§ TASK
Would you copy the entries that follow exactly, leaving out every picture?

§ RECORDED DATA
##############################
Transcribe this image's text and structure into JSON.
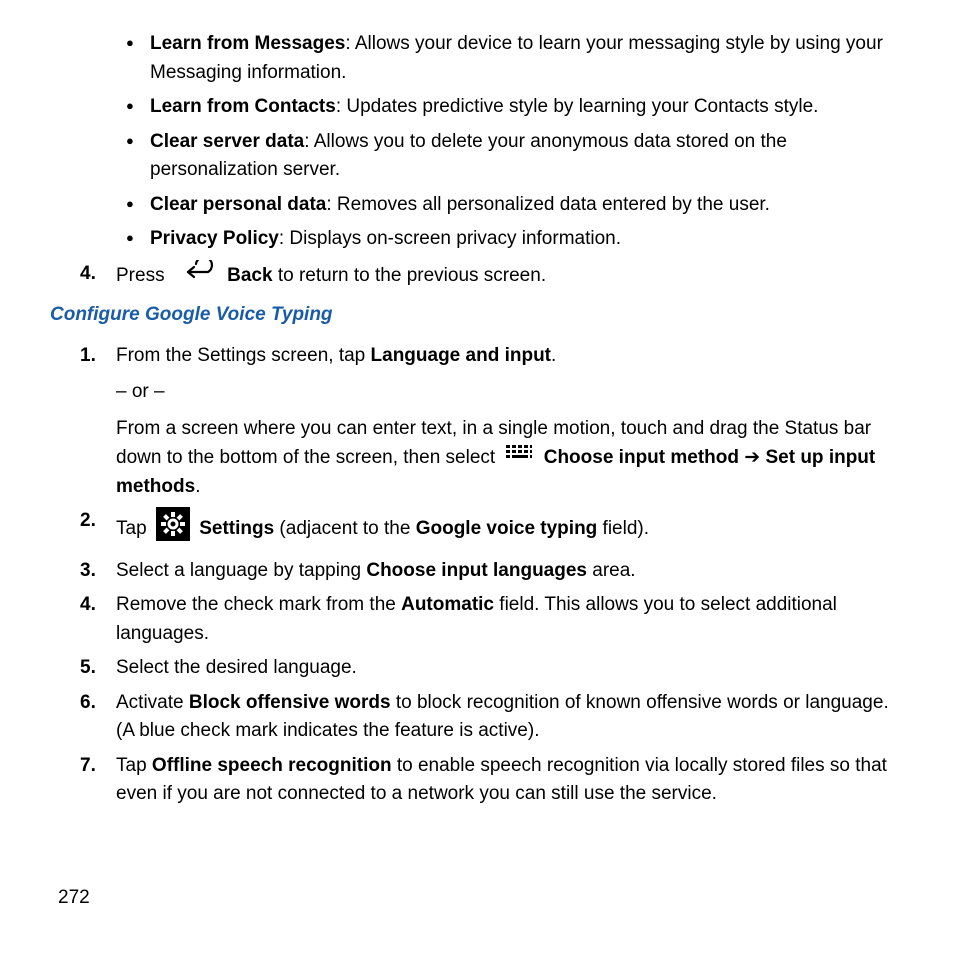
{
  "bullets": [
    {
      "label": "Learn from Messages",
      "desc": ": Allows your device to learn your messaging style by using your Messaging information."
    },
    {
      "label": "Learn from Contacts",
      "desc": ": Updates predictive style by learning your Contacts style."
    },
    {
      "label": "Clear server data",
      "desc": ": Allows you to delete your anonymous data stored on the personalization server."
    },
    {
      "label": "Clear personal data",
      "desc": ": Removes all personalized data entered by the user."
    },
    {
      "label": "Privacy Policy",
      "desc": ": Displays on-screen privacy information."
    }
  ],
  "step4_top": {
    "num": "4.",
    "press": "Press",
    "back": "Back",
    "rest": " to return to the previous screen."
  },
  "heading": "Configure Google Voice Typing",
  "steps": [
    {
      "pre": "From the Settings screen, tap ",
      "b1": "Language and input",
      "post": ".",
      "or": "– or –",
      "line2a": "From a screen where you can enter text, in a single motion, touch and drag the Status bar down to the bottom of the screen, then select ",
      "choose_input_method": "Choose input method",
      "arrow": " ➔ ",
      "setup": "Set up input methods",
      "dot": "."
    },
    {
      "tap": "Tap ",
      "settings": "Settings",
      "adj": " (adjacent to the ",
      "gvt": "Google voice typing",
      "field": " field)."
    },
    {
      "text_pre": "Select a language by tapping ",
      "b1": "Choose input languages",
      "text_post": " area."
    },
    {
      "text_pre": "Remove the check mark from the ",
      "b1": "Automatic",
      "text_post": " field. This allows you to select additional languages."
    },
    {
      "text_pre": "Select the desired language.",
      "b1": "",
      "text_post": ""
    },
    {
      "text_pre": "Activate ",
      "b1": "Block offensive words",
      "text_post": " to block recognition of known offensive words or language. (A blue check mark indicates the feature is active)."
    },
    {
      "text_pre": "Tap ",
      "b1": "Offline speech recognition",
      "text_post": " to enable speech recognition via locally stored files so that even if you are not connected to a network you can still use the service."
    }
  ],
  "page_number": "272"
}
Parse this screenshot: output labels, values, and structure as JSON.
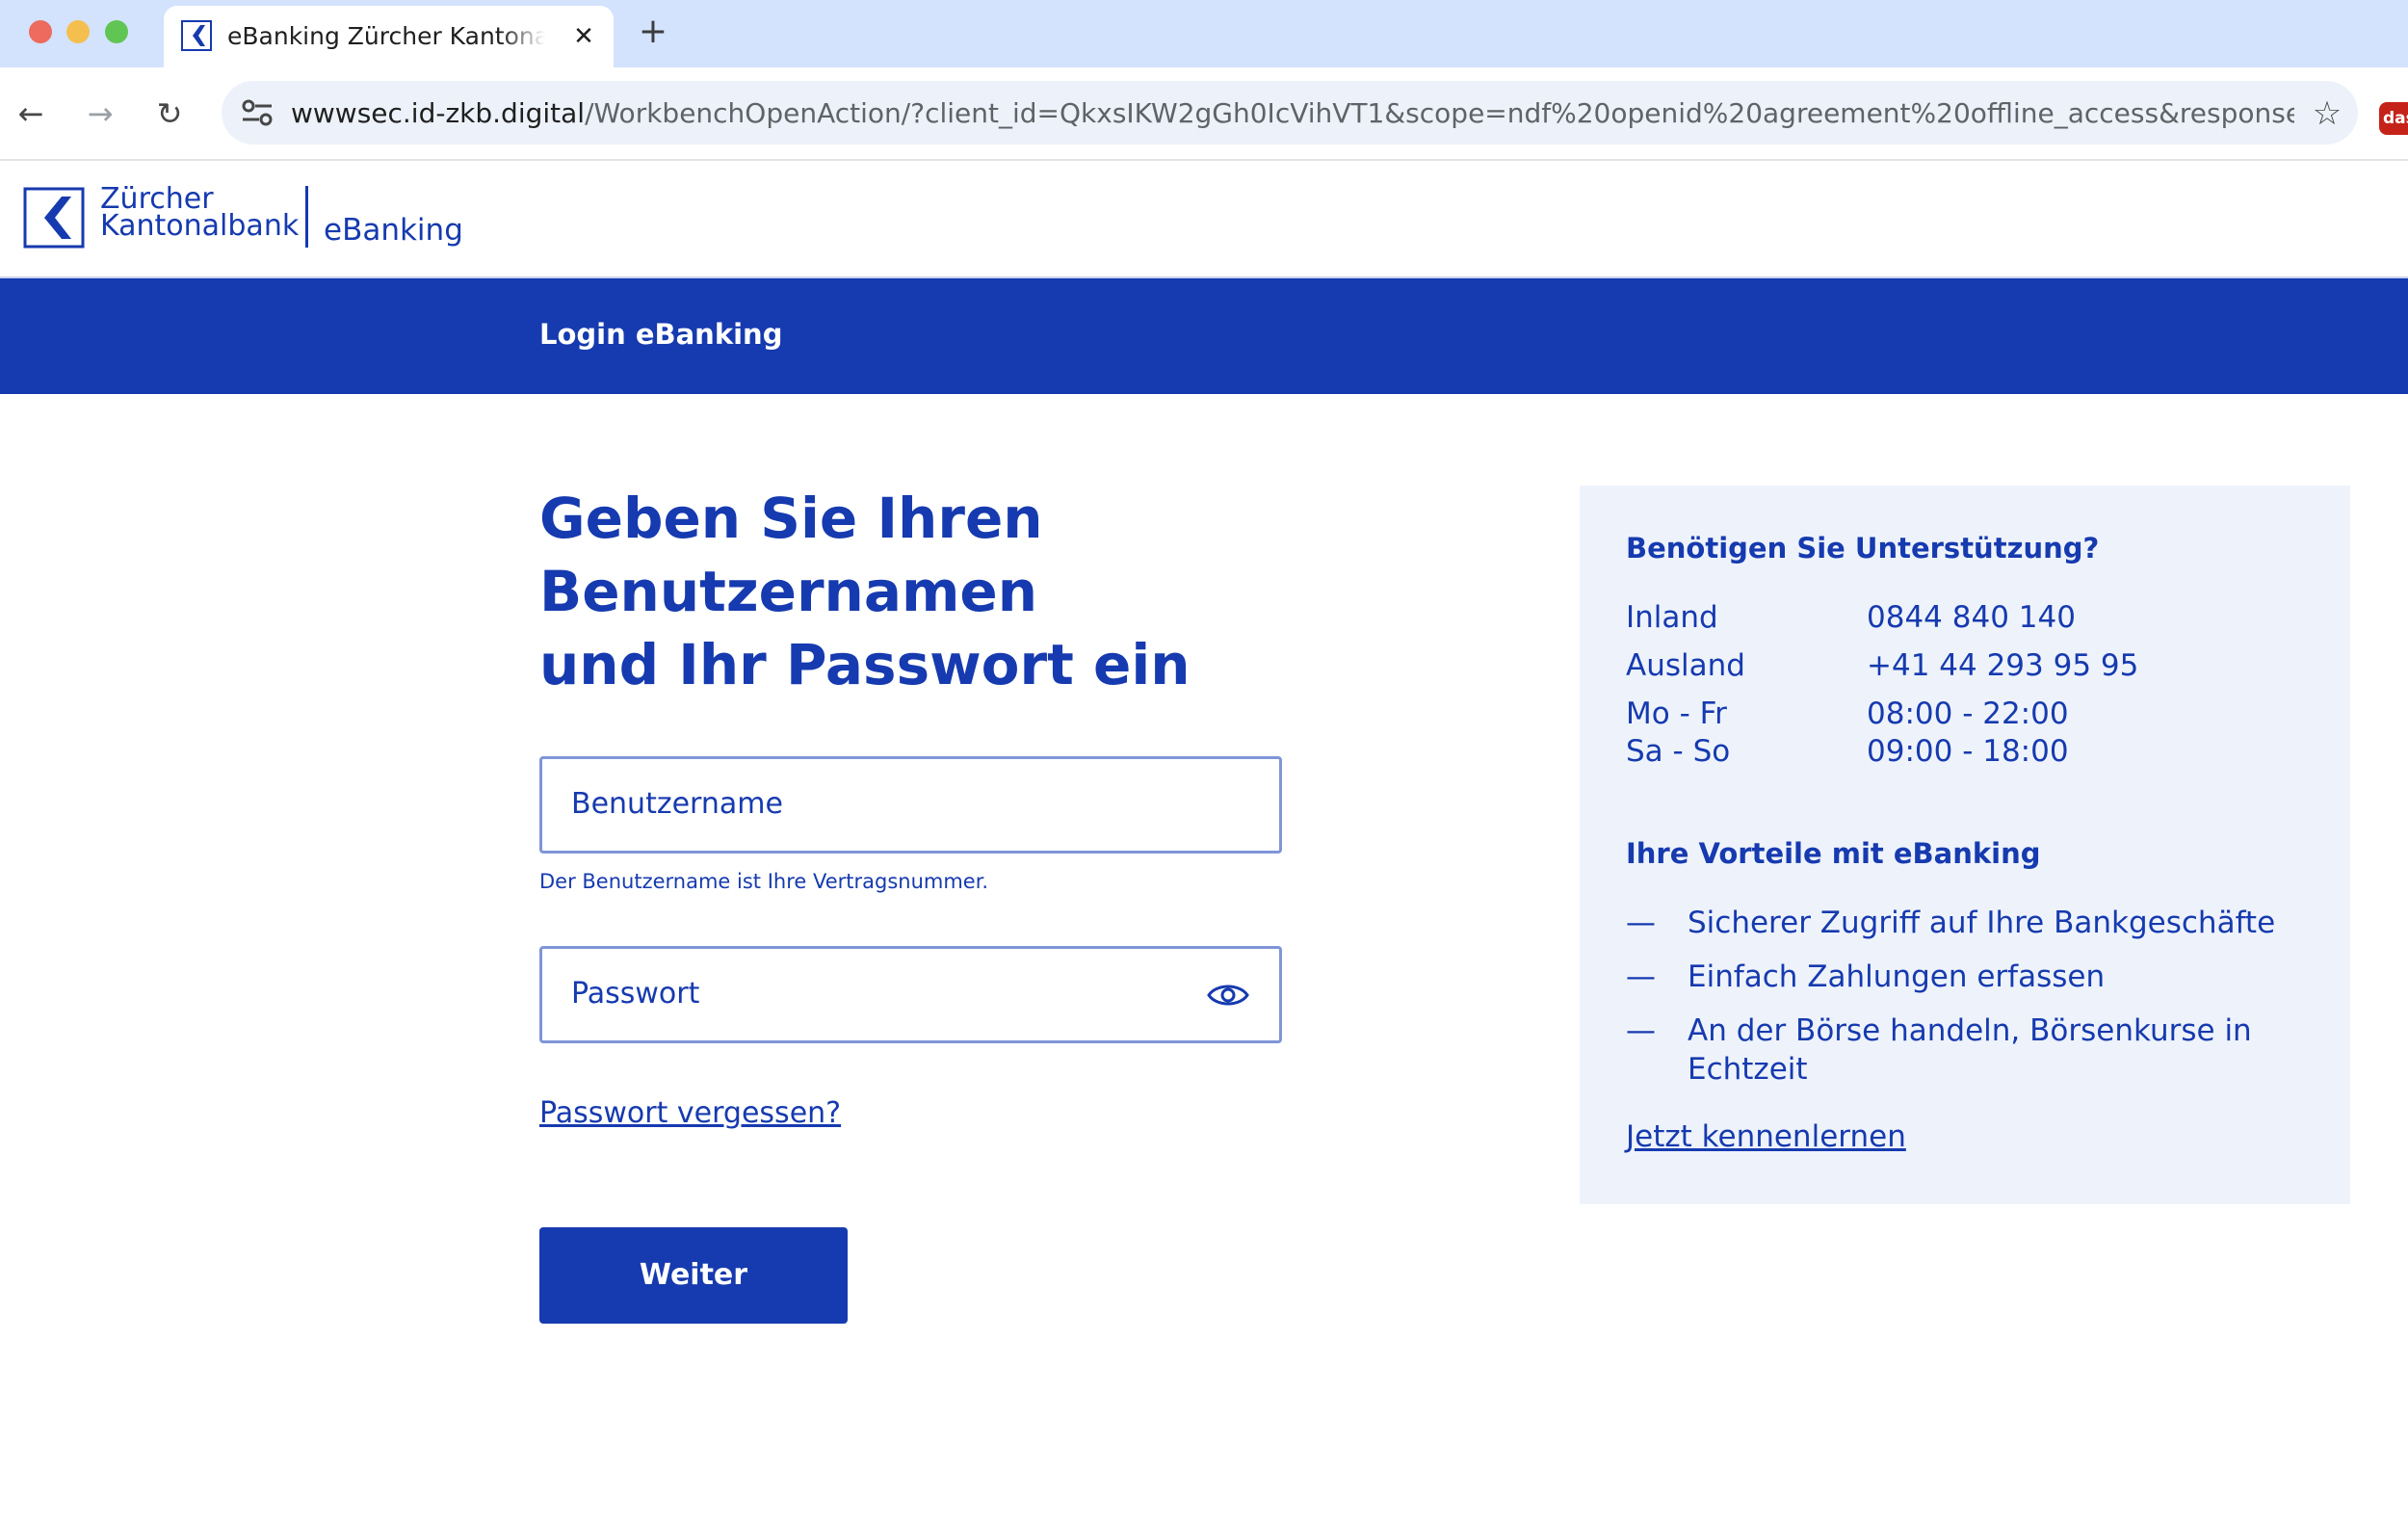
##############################
§ EXERCISE OUTPUT
Transcribe this image's text and structure into JSON.
{
  "bullets": [
    {
      "label": "Learn from Messages",
      "desc": ": Allows your device to learn your messaging style by using your Messaging information."
    },
    {
      "label": "Learn from Contacts",
      "desc": ": Updates predictive style by learning your Contacts style."
    },
    {
      "label": "Clear server data",
      "desc": ": Allows you to delete your anonymous data stored on the personalization server."
    },
    {
      "label": "Clear personal data",
      "desc": ": Removes all personalized data entered by the user."
    },
    {
      "label": "Privacy Policy",
      "desc": ": Displays on-screen privacy information."
    }
  ],
  "step4_top": {
    "num": "4.",
    "press": "Press",
    "back": "Back",
    "rest": " to return to the previous screen."
  },
  "heading": "Configure Google Voice Typing",
  "steps": [
    {
      "pre": "From the Settings screen, tap ",
      "b1": "Language and input",
      "post": ".",
      "or": "– or –",
      "line2a": "From a screen where you can enter text, in a single motion, touch and drag the Status bar down to the bottom of the screen, then select ",
      "choose_input_method": "Choose input method",
      "arrow": " ➔ ",
      "setup": "Set up input methods",
      "dot": "."
    },
    {
      "tap": "Tap ",
      "settings": "Settings",
      "adj": " (adjacent to the ",
      "gvt": "Google voice typing",
      "field": " field)."
    },
    {
      "text_pre": "Select a language by tapping ",
      "b1": "Choose input languages",
      "text_post": " area."
    },
    {
      "text_pre": "Remove the check mark from the ",
      "b1": "Automatic",
      "text_post": " field. This allows you to select additional languages."
    },
    {
      "text_pre": "Select the desired language.",
      "b1": "",
      "text_post": ""
    },
    {
      "text_pre": "Activate ",
      "b1": "Block offensive words",
      "text_post": " to block recognition of known offensive words or language. (A blue check mark indicates the feature is active)."
    },
    {
      "text_pre": "Tap ",
      "b1": "Offline speech recognition",
      "text_post": " to enable speech recognition via locally stored files so that even if you are not connected to a network you can still use the service."
    }
  ],
  "page_number": "272"
}
Parse this screenshot: output labels, values, and structure as JSON.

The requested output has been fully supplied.